No, the real shocker is that the Australian Treasurer is openly admitting that people are getting trigger happy to dump the dollar. He’s asking these Eastern bankers “hey, can’t you just let everyone else in on your monetary plans”. In effect, he seems to be admitting that the US Dollar is a liability, that no one is looking to the US for monetary guidance anymore, and he’s genuflecting before China to call the shots going forward. In fact if you read the piece, he goes on to kiss a lot of butt, saying how Australia is really a lot closer to China than it is to the Western world, respects it’s unique heritage and culture, etc.

Clearly Costello is switching sides out of fear of a US$ collapse, letting everyone know there’s a new tune to dance to. (And the UAE appears eager to hit the dance floor early).

But ultimately in the contest for desperate statements, the brass ring goes to our own President Elect(?):

China saving too much money: Bush

“US President George W. Bush said today that he hoped China would transform from a country where people “hoard the money they have” into one where people buy large amounts of US products.In an interview with conservative radio talk show host Rush Limbaugh, Mr Bush said China should become “a society in which there’s consumers. Because now they’re a society of too many savers”.
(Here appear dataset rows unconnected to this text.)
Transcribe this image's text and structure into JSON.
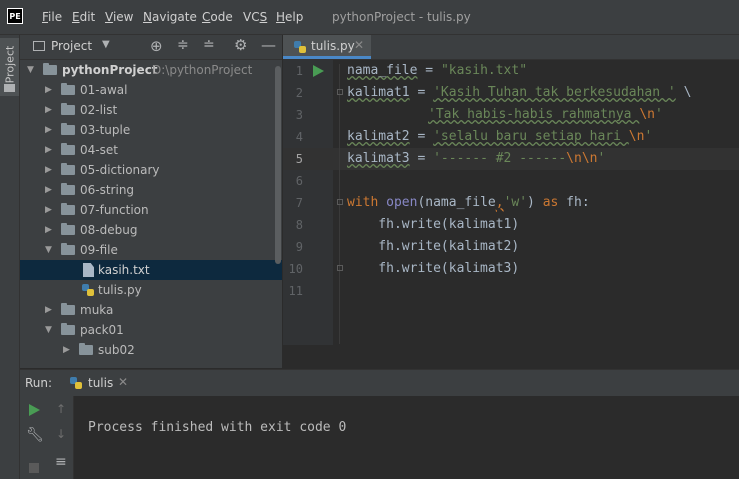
{
  "app": {
    "logo": "PE",
    "window_title": "pythonProject - tulis.py"
  },
  "menu": [
    "File",
    "Edit",
    "View",
    "Navigate",
    "Code",
    "VCS",
    "Help"
  ],
  "menu_mnemonics": [
    "F",
    "E",
    "V",
    "N",
    "C",
    "S",
    "H"
  ],
  "left_strip": {
    "project_tab": "Project"
  },
  "project_panel": {
    "title": "Project",
    "root": {
      "name": "pythonProject",
      "path": "D:\\pythonProject"
    },
    "folders": [
      "01-awal",
      "02-list",
      "03-tuple",
      "04-set",
      "05-dictionary",
      "06-string",
      "07-function",
      "08-debug",
      "09-file"
    ],
    "files_in_09": [
      "kasih.txt",
      "tulis.py"
    ],
    "more_folders": [
      "muka",
      "pack01"
    ],
    "sub": [
      "sub02"
    ]
  },
  "editor": {
    "tab_label": "tulis.py",
    "line_numbers": [
      "1",
      "2",
      "3",
      "4",
      "5",
      "6",
      "7",
      "8",
      "9",
      "10",
      "11"
    ],
    "current_line": "5"
  },
  "code": {
    "l1": {
      "var": "nama_file",
      "op": " = ",
      "str": "\"kasih.txt\""
    },
    "l2": {
      "var": "kalimat1",
      "op": " = ",
      "str": "'Kasih Tuhan tak berkesudahan '",
      "tail": " \\"
    },
    "l3": {
      "str_a": "'Tak habis-habis rahmatnya ",
      "esc": "\\n",
      "str_b": "'"
    },
    "l4": {
      "var": "kalimat2",
      "op": " = ",
      "str_a": "'selalu baru setiap hari ",
      "esc": "\\n",
      "str_b": "'"
    },
    "l5": {
      "var": "kalimat3",
      "op": " = ",
      "str_a": "'------ #2 ------",
      "esc": "\\n\\n",
      "str_b": "'"
    },
    "l7": {
      "kw": "with",
      "fn": "open",
      "args_a": "(nama_file",
      "comma": ",",
      "arg_str": "'w'",
      "args_b": ") ",
      "as": "as",
      "tail": " fh:"
    },
    "l8": "    fh.write(kalimat1)",
    "l9": "    fh.write(kalimat2)",
    "l10": "    fh.write(kalimat3)"
  },
  "run_panel": {
    "label": "Run:",
    "tab": "tulis",
    "console_output": "Process finished with exit code 0"
  },
  "colors": {
    "accent": "#4a88c7",
    "string": "#6a8759",
    "keyword": "#cc7832",
    "run_green": "#499c54"
  }
}
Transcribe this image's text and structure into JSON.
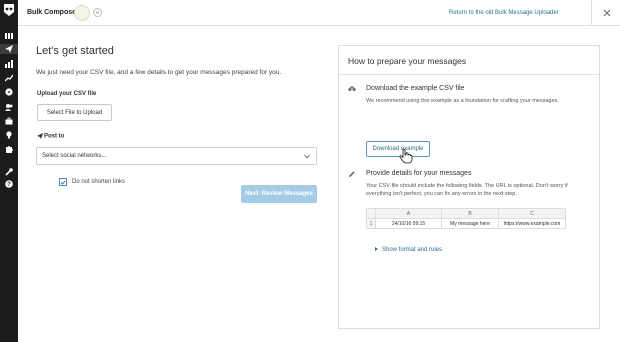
{
  "sidebar": {
    "logo_icon": "owl-logo-icon",
    "items": [
      {
        "icon": "streams-icon",
        "active": false
      },
      {
        "icon": "publisher-send-icon",
        "active": true
      },
      {
        "icon": "analytics-bars-icon",
        "active": false
      },
      {
        "icon": "trending-up-icon",
        "active": false
      },
      {
        "icon": "compass-icon",
        "active": false
      },
      {
        "icon": "contacts-icon",
        "active": false
      },
      {
        "icon": "briefcase-icon",
        "active": false
      },
      {
        "icon": "lightbulb-icon",
        "active": false
      },
      {
        "icon": "puzzle-icon",
        "active": false
      },
      {
        "icon": "wrench-icon",
        "active": false
      },
      {
        "icon": "help-icon",
        "active": false
      }
    ]
  },
  "topbar": {
    "title": "Bulk Composer",
    "return_link": "Return to the old Bulk Message Uploader",
    "close_icon": "close-icon"
  },
  "left": {
    "heading": "Let's get started",
    "intro": "We just need your CSV file, and a few details to get your messages prepared for you.",
    "upload_label": "Upload your CSV file",
    "upload_button": "Select File to Upload",
    "post_to_label": "Post to",
    "networks_placeholder": "Select social networks...",
    "shorten_label": "Do not shorten links",
    "shorten_checked": true,
    "next_button": "Next: Review Messages"
  },
  "card": {
    "title": "How to prepare your messages",
    "step1": {
      "title": "Download the example CSV file",
      "desc": "We recommend using this example as a foundation for crafting your messages.",
      "button": "Download example"
    },
    "step2": {
      "title": "Provide details for your messages",
      "desc": "Your CSV file should include the following fields. The URL is optional. Don't worry if everything isn't perfect, you can fix any errors in the next step."
    },
    "table": {
      "columns": [
        "A",
        "B",
        "C"
      ],
      "rows": [
        [
          "1",
          "24/10/16 09:15",
          "My message here",
          "https://www.example.com"
        ]
      ]
    },
    "show_rules": "Show format and rules"
  },
  "colors": {
    "accent": "#2b6d96",
    "sidebar": "#1c1c1c",
    "disabled_button": "#a5cce6"
  }
}
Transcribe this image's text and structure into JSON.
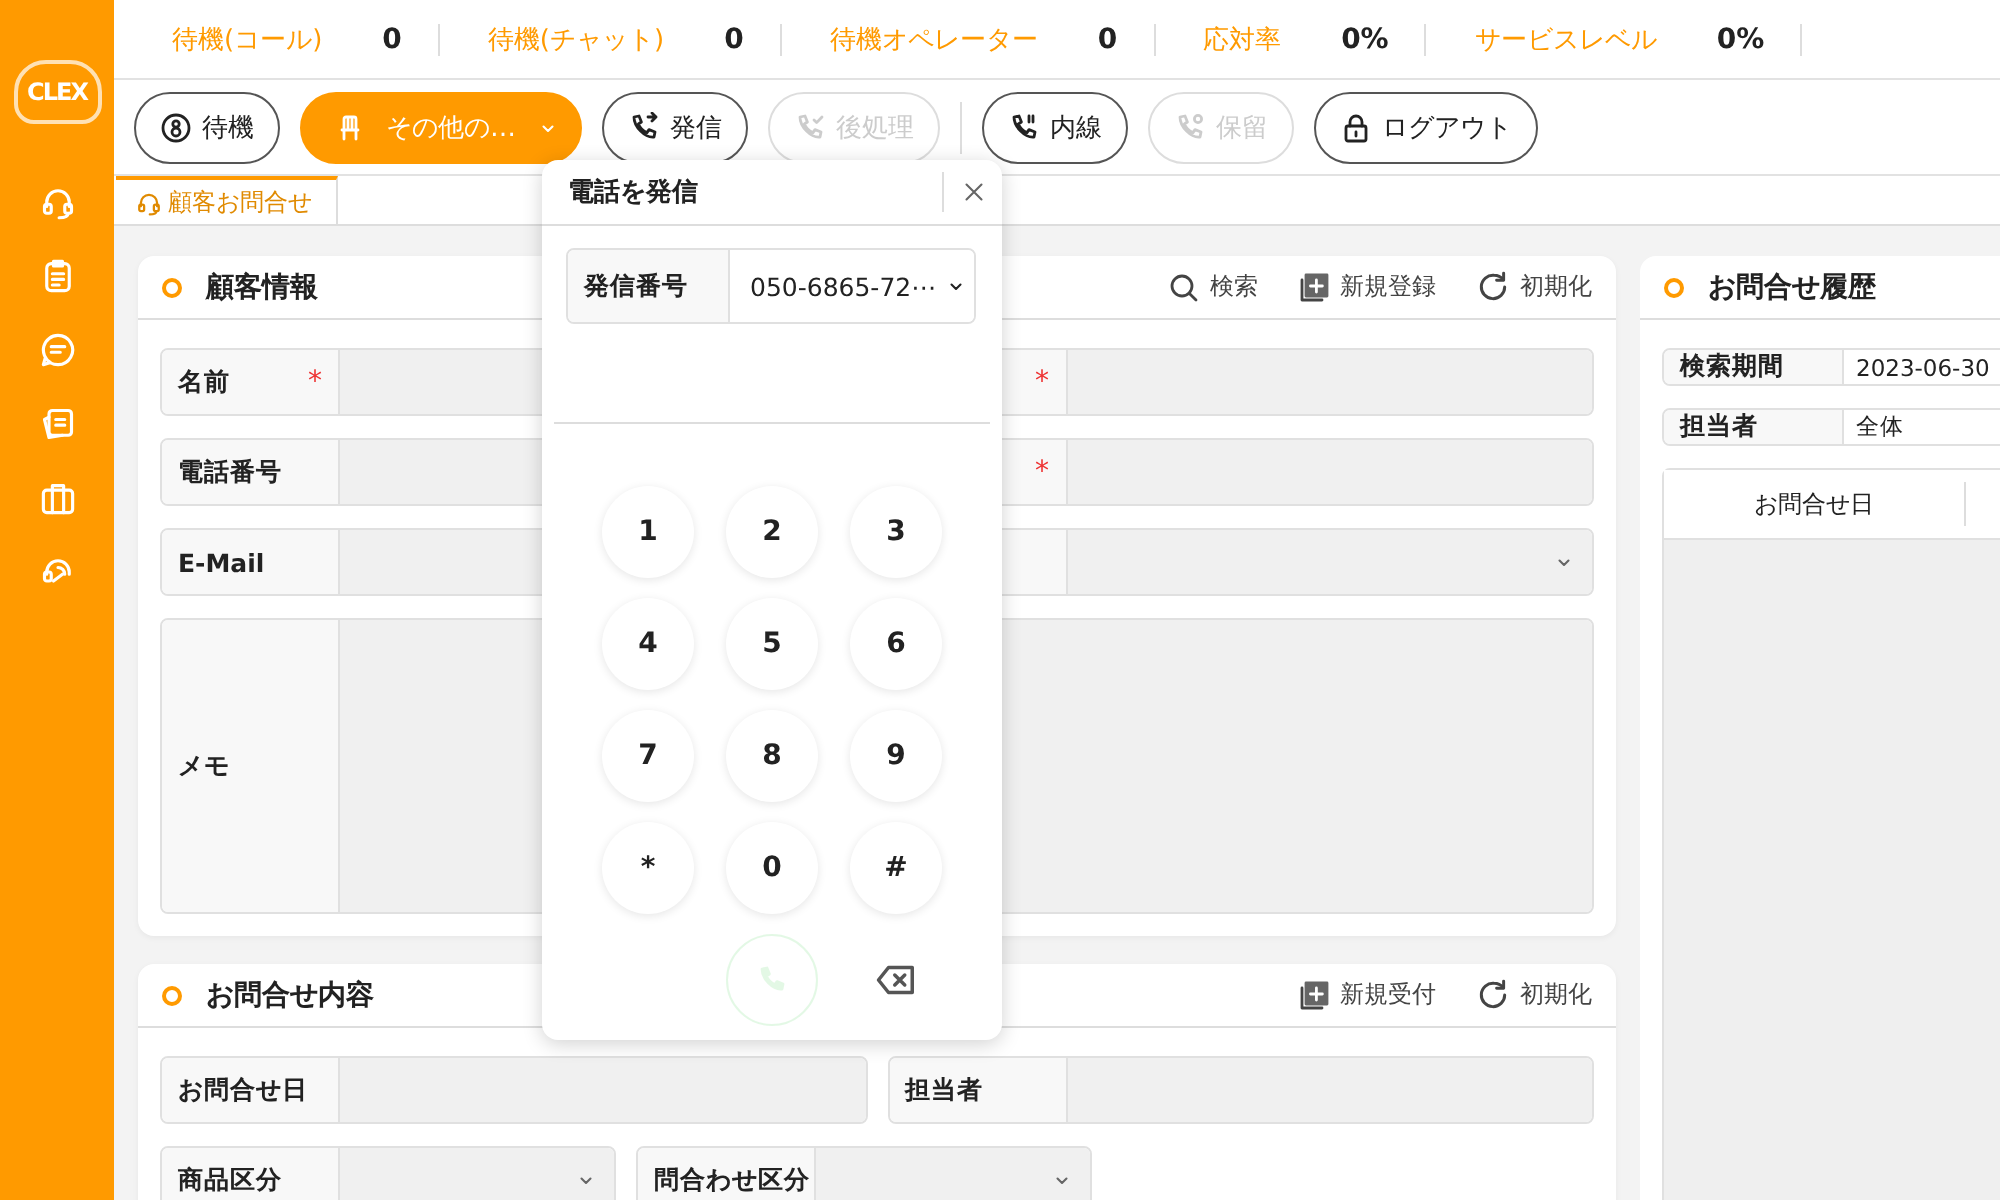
{
  "sidebar": {
    "logo": "CLEX"
  },
  "stats": [
    {
      "label": "待機(コール)",
      "value": "0"
    },
    {
      "label": "待機(チャット)",
      "value": "0"
    },
    {
      "label": "待機オペレーター",
      "value": "0"
    },
    {
      "label": "応対率",
      "value": "0%"
    },
    {
      "label": "サービスレベル",
      "value": "0%"
    }
  ],
  "toolbar": {
    "groups": [
      [
        {
          "label": "待機",
          "kind": "standby",
          "selected": false,
          "disabled": false
        },
        {
          "label": "その他の…",
          "kind": "away",
          "selected": true,
          "disabled": false
        },
        {
          "label": "発信",
          "kind": "call",
          "selected": false,
          "disabled": false
        },
        {
          "label": "後処理",
          "kind": "wrapup",
          "selected": false,
          "disabled": true
        }
      ],
      [
        {
          "label": "内線",
          "kind": "extension",
          "selected": false,
          "disabled": false
        },
        {
          "label": "保留",
          "kind": "hold",
          "selected": false,
          "disabled": true
        },
        {
          "label": "ログアウト",
          "kind": "logout",
          "selected": false,
          "disabled": false
        }
      ]
    ]
  },
  "tabs": [
    {
      "label": "顧客お問合せ",
      "selected": true
    }
  ],
  "customer": {
    "title": "顧客情報",
    "actions": [
      {
        "label": "検索",
        "kind": "search"
      },
      {
        "label": "新規登録",
        "kind": "add"
      },
      {
        "label": "初期化",
        "kind": "reset"
      }
    ],
    "rows": [
      {
        "kind": "pair",
        "left": {
          "label": "名前",
          "required": true
        },
        "right": {
          "required": true,
          "kind": "input"
        }
      },
      {
        "kind": "pair",
        "left": {
          "label": "電話番号",
          "required": false
        },
        "right": {
          "required": true,
          "kind": "input"
        }
      },
      {
        "kind": "pair",
        "left": {
          "label": "E-Mail",
          "required": false
        },
        "right": {
          "required": false,
          "kind": "select"
        }
      },
      {
        "kind": "memo",
        "label": "メモ"
      }
    ]
  },
  "inquiry": {
    "title": "お問合せ内容",
    "actions": [
      {
        "label": "新規受付",
        "kind": "add"
      },
      {
        "label": "初期化",
        "kind": "reset"
      }
    ],
    "rows": [
      {
        "kind": "wide",
        "fields": [
          {
            "label": "お問合せ日",
            "kind": "input"
          },
          {
            "label": "担当者",
            "kind": "input"
          }
        ]
      },
      {
        "kind": "compact",
        "fields": [
          {
            "label": "商品区分",
            "kind": "select"
          },
          {
            "label": "問合わせ区分",
            "kind": "select"
          }
        ]
      }
    ]
  },
  "history": {
    "title": "お問合せ履歴",
    "fields": [
      {
        "label": "検索期間",
        "value": "2023-06-30"
      },
      {
        "label": "担当者",
        "value": "全体"
      }
    ],
    "table": {
      "columns": [
        "お問合せ日"
      ]
    }
  },
  "dialer": {
    "title": "電話を発信",
    "field": {
      "label": "発信番号",
      "value": "050-6865-72⋯"
    },
    "keys": [
      "1",
      "2",
      "3",
      "4",
      "5",
      "6",
      "7",
      "8",
      "9",
      "*",
      "0",
      "#"
    ],
    "call_disabled": true
  }
}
…”If we can encourage China to become a country of consumers, you can imagine what it would mean for US producers and manufacturers to have access to that market,” he said.”

I can’t even explain where such an asinine statement comes from. China will never go that path because they are fundamentally a different people. Shouldn’t a world leader have at least some inkling of essential, varying cultural characteristics? But then I guess if you’re a NeoCon you’re already suffering under the erroneous assumption that everybody else really wants to be what you want them to be….

But even to make a statement like this must cause world leaders everywhere to roll their eyes. I mean the world already knows that Americans are living on borrowed money/time–now we’re advising the Chinese to do so as well, so that we can continue our spree? The Chinese want the US to collapse! They’d just rather have it happen slowly than quickly… And what are we going to sell them? Their own stuff? I mean I know there are Wal-Marts in China, but let’s face it: one day the troops are going to walk into them and escort the small handful of foreign managers out the door and off to the airport (hopefully) and that will be it. A bloodless corporate coup. After all the only thing non-Chinese about them are the financial coffers!

But regardless, for Bush to even make a statement like this is worrisome. Mark my words: Bush, or/and his administration, are headed for some kind of collapse before the next election comes around. I don’t hold much hope for fundamental reform to come out of this week’s elections, and I don’t doubt an Iranian invasion-gambit is on the table….but however that may be, these people have got “implosion” written all over them.


– now, here are two links to his 2nd and 3rd news strings which are also great reading.   Enjoy.

More News Stringing

And Yet More News Stringing